Having finally got back on the victory trail again in this weekend's Hungarian Grand Prix following nine long months away from the podium, reigning F1 World Champion Lewis Hamilton has promised to keep pushing hard to return to the top step on a regular basis – as he admitted that it was 'an incredible feeling to be back'.
Off the back of title glory in 2008, Hamilton and McLaren have endured an abject season this year so far, with the MP4-24 proving to be off the pace from the word 'go' – a staggering 2.5 seconds when it first took to the winter test tracks – and frequently incapable of battling for points, let alone anything else.
An upgrade package for the German Grand Prix at the Nürburgring a fortnight ago, however, produced a marked improvement to the aerodynamically-afflicted contender – enabling the Stevenage-born ace to line up fifth on the starting grid – and the tight, twisty nature of the Hungaroring was always expected to be even more to the car's liking. So it would prove.
Quickest in two of the three free practice sessions and rapid in the initial phases of qualifying, Hamilton was tipped in some quarters as a genuine contender for pole – and he admitted afterwards to being a touch disappointed with fourth. On race day, though, the 24-year-old would more than make amends, using his KERS to good effect to vault past front row-sitter Sebastian Vettel into third when the starting lights went out, very nearly also stealing second off the sister Red Bull Racing of Mark Webber too before intelligently finding a way past around the outside of turn two just a handful of laps later.
From there, he gave chase to former team-mate Fernando Alonso in the Renault, whittling down the Spaniard's margin over him by dint of a series of fastest laps, and when his quarry pitted and subsequently dropped out of the action due to an errant wheel, Hamilton was suddenly in the lead.
Benefitting from his own strong pace and pit-stop calamities for his pursuers – Webber and Ferrari's Kimi Raikkonen chief amongst them – the British star pulled inexorably away much in the manner of his nine previous triumphs from the last two years, and he would take the chequered flag with more than ten seconds in-hand over the Finn for an entirely unanticipated success. Hamilton had insisted ahead of the race that McLaren was not yet ready to win again. Happily for him and his team, he was wrong.
“It's an incredible feeling to be back on the top spot after what feels like such a long time and such a struggle,” he enthused afterwards. “This was one of my best races – I never gave up and, more importantly, neither did anyone in this team. I'm so proud of all the guys. We didn't expect to win today – we didn't think we quite had the overall pace – but the car was just perfect to drive. It felt fantastic for the entire race.

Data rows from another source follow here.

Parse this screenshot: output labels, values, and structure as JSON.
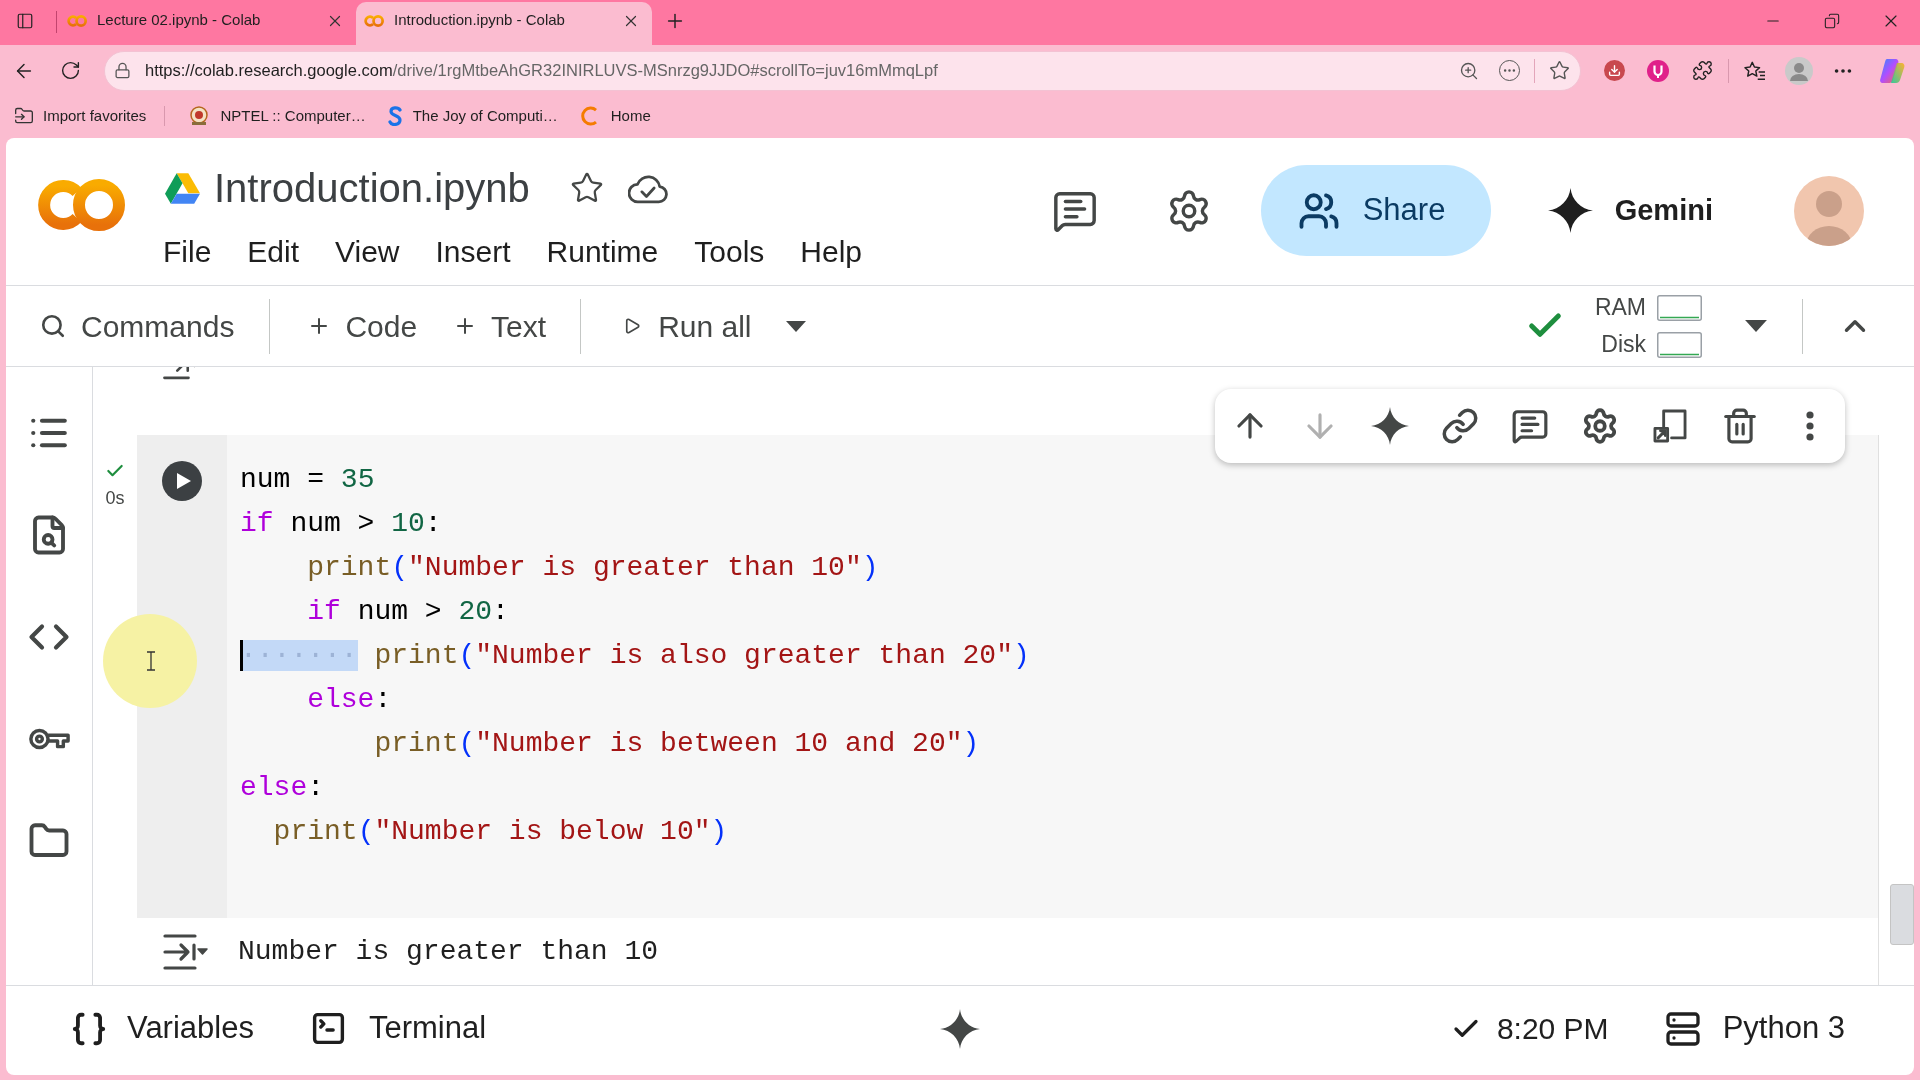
{
  "browser": {
    "tabs": [
      {
        "title": "Lecture 02.ipynb - Colab",
        "selected": false
      },
      {
        "title": "Introduction.ipynb - Colab",
        "selected": true
      }
    ],
    "address": {
      "host": "https://colab.research.google.com",
      "path": "/drive/1rgMtbeAhGR32INIRLUVS-MSnrzg9JJDO#scrollTo=juv16mMmqLpf"
    },
    "bookmarks": [
      {
        "label": "Import favorites",
        "kind": "import"
      },
      {
        "label": "NPTEL :: Computer…",
        "kind": "emblem"
      },
      {
        "label": "The Joy of Computi…",
        "kind": "letter"
      },
      {
        "label": "Home",
        "kind": "ring"
      }
    ]
  },
  "header": {
    "title": "Introduction.ipynb",
    "menu": [
      "File",
      "Edit",
      "View",
      "Insert",
      "Runtime",
      "Tools",
      "Help"
    ],
    "share": "Share",
    "gemini": "Gemini"
  },
  "toolbar": {
    "commands": "Commands",
    "add_code": "Code",
    "add_text": "Text",
    "run_all": "Run all",
    "resources": [
      {
        "label": "RAM"
      },
      {
        "label": "Disk"
      }
    ]
  },
  "cell": {
    "execution_time": "0s",
    "code": [
      [
        {
          "kind": "plain",
          "text": "num = "
        },
        {
          "kind": "number",
          "text": "35"
        }
      ],
      [
        {
          "kind": "keyword",
          "text": "if"
        },
        {
          "kind": "plain",
          "text": " num > "
        },
        {
          "kind": "number",
          "text": "10"
        },
        {
          "kind": "plain",
          "text": ":"
        }
      ],
      [
        {
          "kind": "func",
          "text": "    print"
        },
        {
          "kind": "bracket",
          "text": "("
        },
        {
          "kind": "string",
          "text": "\"Number is greater than 10\""
        },
        {
          "kind": "bracket",
          "text": ")"
        }
      ],
      [
        {
          "kind": "keyword",
          "text": "    if"
        },
        {
          "kind": "plain",
          "text": " num > "
        },
        {
          "kind": "number",
          "text": "20"
        },
        {
          "kind": "plain",
          "text": ":"
        }
      ],
      [
        {
          "kind": "selection",
          "text": "·······"
        },
        {
          "kind": "func",
          "text": " print"
        },
        {
          "kind": "bracket",
          "text": "("
        },
        {
          "kind": "string",
          "text": "\"Number is also greater than 20\""
        },
        {
          "kind": "bracket",
          "text": ")"
        }
      ],
      [
        {
          "kind": "keyword",
          "text": "    else"
        },
        {
          "kind": "plain",
          "text": ":"
        }
      ],
      [
        {
          "kind": "func",
          "text": "        print"
        },
        {
          "kind": "bracket",
          "text": "("
        },
        {
          "kind": "string",
          "text": "\"Number is between 10 and 20\""
        },
        {
          "kind": "bracket",
          "text": ")"
        }
      ],
      [
        {
          "kind": "keyword",
          "text": "else"
        },
        {
          "kind": "plain",
          "text": ":"
        }
      ],
      [
        {
          "kind": "func",
          "text": "  print"
        },
        {
          "kind": "bracket",
          "text": "("
        },
        {
          "kind": "string",
          "text": "\"Number is below 10\""
        },
        {
          "kind": "bracket",
          "text": ")"
        }
      ]
    ],
    "output": "Number is greater than 10"
  },
  "cell_toolbar": [
    {
      "kind": "move_up",
      "disabled": false
    },
    {
      "kind": "move_down",
      "disabled": true
    },
    {
      "kind": "gemini",
      "disabled": false
    },
    {
      "kind": "link",
      "disabled": false
    },
    {
      "kind": "comment",
      "disabled": false
    },
    {
      "kind": "settings",
      "disabled": false
    },
    {
      "kind": "mirror",
      "disabled": false
    },
    {
      "kind": "delete",
      "disabled": false
    },
    {
      "kind": "more",
      "disabled": false
    }
  ],
  "status_bar": {
    "variables": "Variables",
    "terminal": "Terminal",
    "time": "8:20 PM",
    "runtime": "Python 3"
  }
}
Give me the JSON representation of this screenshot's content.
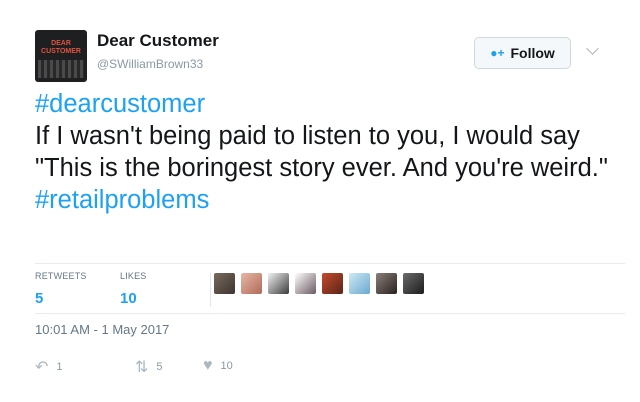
{
  "header": {
    "display_name": "Dear Customer",
    "handle": "@SWilliamBrown33",
    "follow_label": "Follow"
  },
  "tweet": {
    "hashtag1": "#dearcustomer",
    "text": "If I wasn't being paid to listen to you, I would say \"This is the boringest story ever. And you're weird.\"",
    "hashtag2": "#retailproblems"
  },
  "stats": {
    "retweets_label": "RETWEETS",
    "retweets_value": "5",
    "likes_label": "LIKES",
    "likes_value": "10"
  },
  "timestamp": "10:01 AM - 1 May 2017",
  "actions": {
    "reply_count": "1",
    "retweet_count": "5",
    "like_count": "10"
  },
  "colors": {
    "accent": "#1da1f2",
    "muted": "#657786",
    "like_heart": "#aab8c2"
  },
  "icons": {
    "follow": "add-user-icon",
    "menu": "chevron-down-icon",
    "reply": "reply-icon",
    "retweet": "retweet-icon",
    "like": "heart-icon"
  }
}
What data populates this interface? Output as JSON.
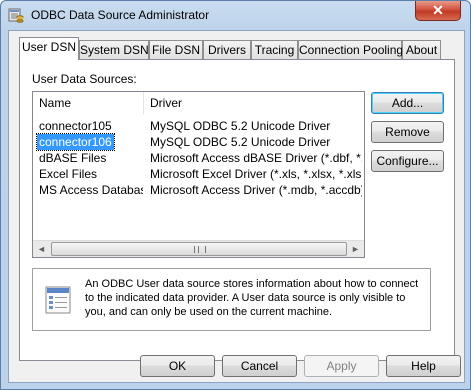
{
  "window": {
    "title": "ODBC Data Source Administrator",
    "close_glyph": "✕"
  },
  "tabs": [
    {
      "label": "User DSN",
      "active": true
    },
    {
      "label": "System DSN"
    },
    {
      "label": "File DSN"
    },
    {
      "label": "Drivers"
    },
    {
      "label": "Tracing"
    },
    {
      "label": "Connection Pooling"
    },
    {
      "label": "About"
    }
  ],
  "main": {
    "list_label": "User Data Sources:",
    "columns": [
      "Name",
      "Driver"
    ],
    "rows": [
      {
        "name": "connector105",
        "driver": "MySQL ODBC 5.2 Unicode Driver",
        "selected": false
      },
      {
        "name": "connector106",
        "driver": "MySQL ODBC 5.2 Unicode Driver",
        "selected": true
      },
      {
        "name": "dBASE Files",
        "driver": "Microsoft Access dBASE Driver (*.dbf, *.ndx",
        "selected": false
      },
      {
        "name": "Excel Files",
        "driver": "Microsoft Excel Driver (*.xls, *.xlsx, *.xlsm, *.x",
        "selected": false
      },
      {
        "name": "MS Access Database",
        "driver": "Microsoft Access Driver (*.mdb, *.accdb)",
        "selected": false
      }
    ],
    "scroll_left": "◄",
    "scroll_right": "►"
  },
  "side_buttons": {
    "add": "Add...",
    "remove": "Remove",
    "configure": "Configure..."
  },
  "info": {
    "text": "An ODBC User data source stores information about how to connect to the indicated data provider.  A User data source is only visible to you, and can only be used on the current machine."
  },
  "footer": {
    "ok": "OK",
    "cancel": "Cancel",
    "apply": "Apply",
    "help": "Help"
  },
  "colors": {
    "selection": "#3399ff",
    "default_button_glow": "#48d2fb",
    "title_bar": "#bcd2ea"
  }
}
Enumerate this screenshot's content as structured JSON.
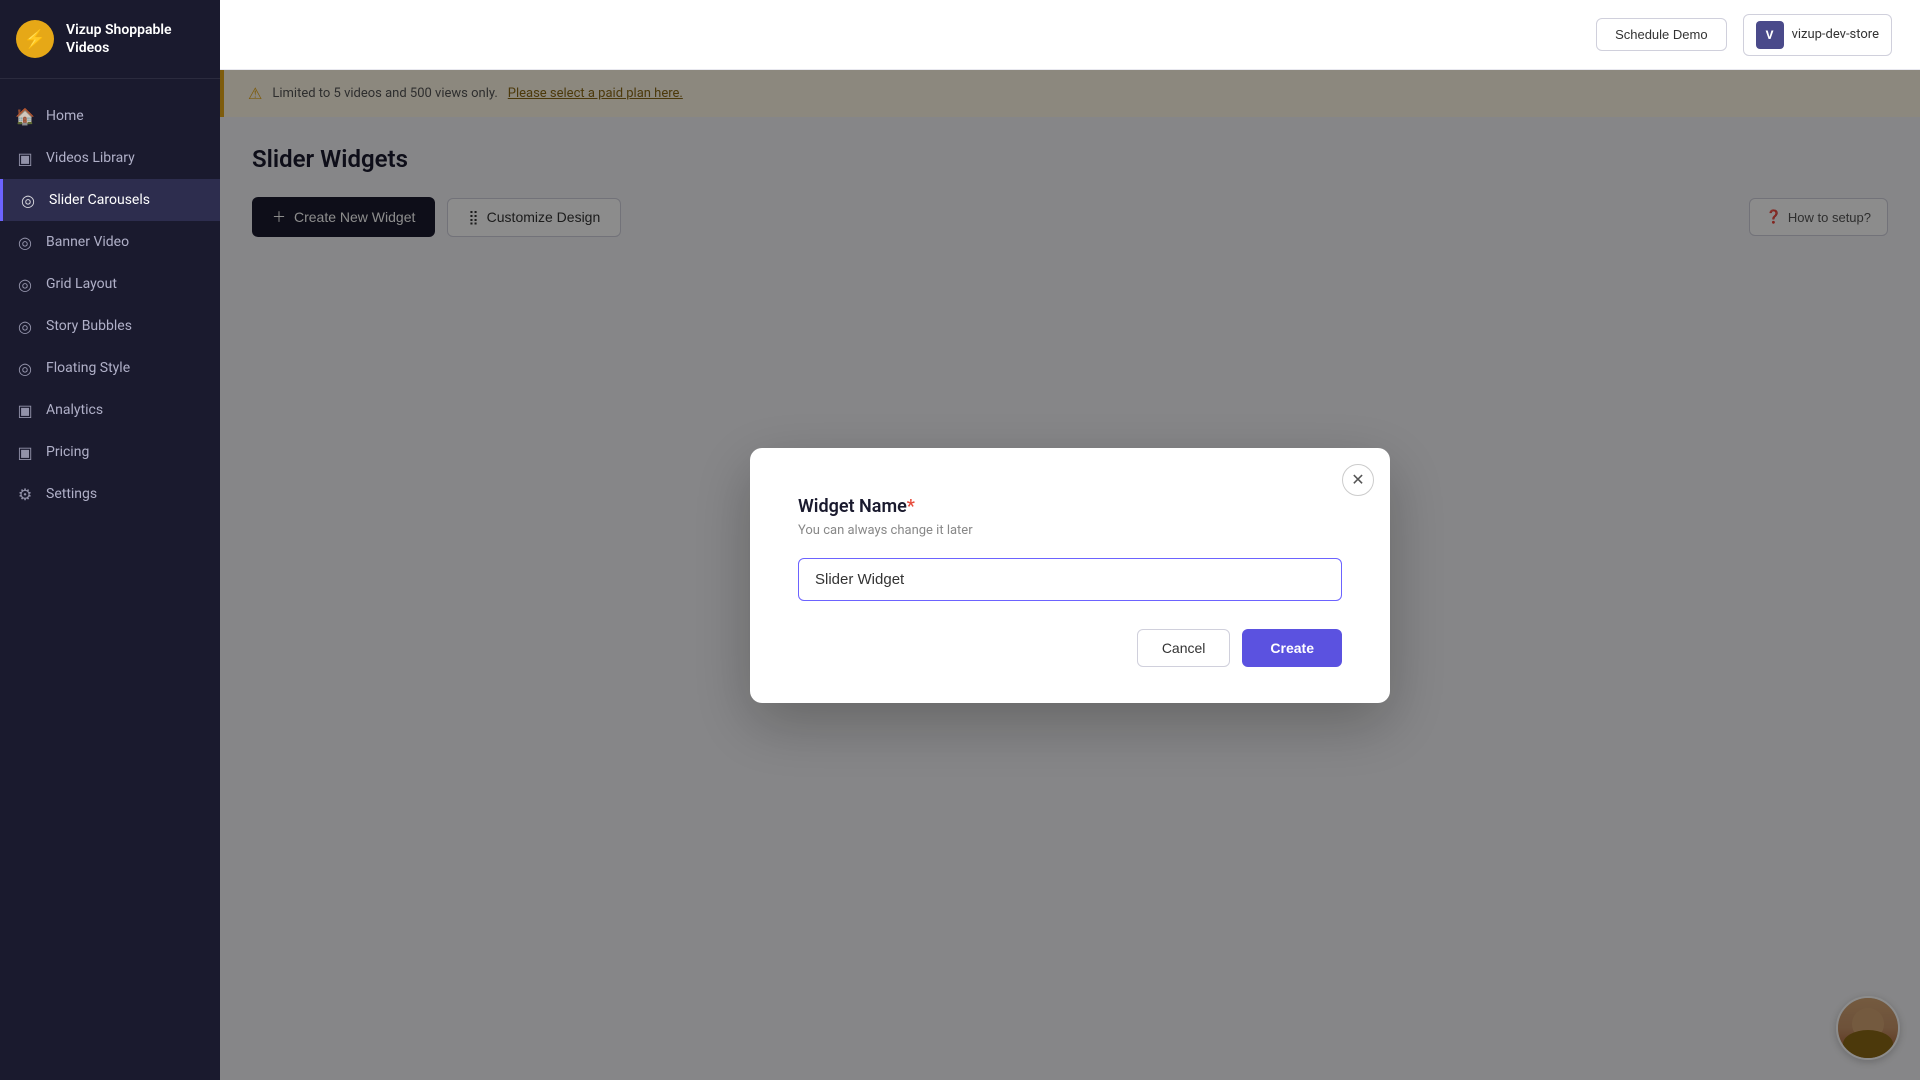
{
  "app": {
    "logo_letter": "⚡",
    "logo_text_line1": "Vizup Shoppable",
    "logo_text_line2": "Videos"
  },
  "header": {
    "schedule_demo_label": "Schedule Demo",
    "user_initial": "V",
    "user_store": "vizup-dev-store"
  },
  "banner": {
    "text": "Limited to 5 videos and 500 views only.",
    "link_text": "Please select a paid plan here."
  },
  "sidebar": {
    "items": [
      {
        "id": "home",
        "label": "Home",
        "icon": "🏠"
      },
      {
        "id": "videos-library",
        "label": "Videos Library",
        "icon": "⊞"
      },
      {
        "id": "slider-carousels",
        "label": "Slider Carousels",
        "icon": "◎",
        "active": true
      },
      {
        "id": "banner-video",
        "label": "Banner Video",
        "icon": "◎"
      },
      {
        "id": "grid-layout",
        "label": "Grid Layout",
        "icon": "◎"
      },
      {
        "id": "story-bubbles",
        "label": "Story Bubbles",
        "icon": "◎"
      },
      {
        "id": "floating-style",
        "label": "Floating Style",
        "icon": "◎"
      },
      {
        "id": "analytics",
        "label": "Analytics",
        "icon": "⊞"
      },
      {
        "id": "pricing",
        "label": "Pricing",
        "icon": "⊞"
      },
      {
        "id": "settings",
        "label": "Settings",
        "icon": "⚙"
      }
    ]
  },
  "page": {
    "title": "Slider Widgets",
    "create_button_label": "Create New Widget",
    "customize_button_label": "Customize Design",
    "how_to_label": "How to setup?"
  },
  "modal": {
    "title": "Widget Name",
    "required_marker": "*",
    "hint": "You can always change it later",
    "input_value": "Slider Widget",
    "cancel_label": "Cancel",
    "create_label": "Create"
  }
}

“We need to take as much as we can from this weekend. We'll continue to push, because that's the only way this team knows. Now we want to be winners on a regular basis. Finally, my thoughts are with Felipe [Massa] today. Despite our celebrations, it's important to remember that there's a guy lying in a hospital bed tonight, and I think I speak on behalf of everyone when I say that we all had Felipe in our hearts and minds today and we wish him a speedy recovery.”
Team-mate Heikki Kovalainen in the sister Silver Arrow, for his part, had a rather more frustrating race, holding position in sixth at the start and moving into podium contention with a long first stint and strong middle part of the race as he pressurised Webber for third, only to be forced to settle for fifth in the final reckoning after encountering overheating front tyres and frustratingly ceding position to Nico Rosberg during the second round of pit-stops.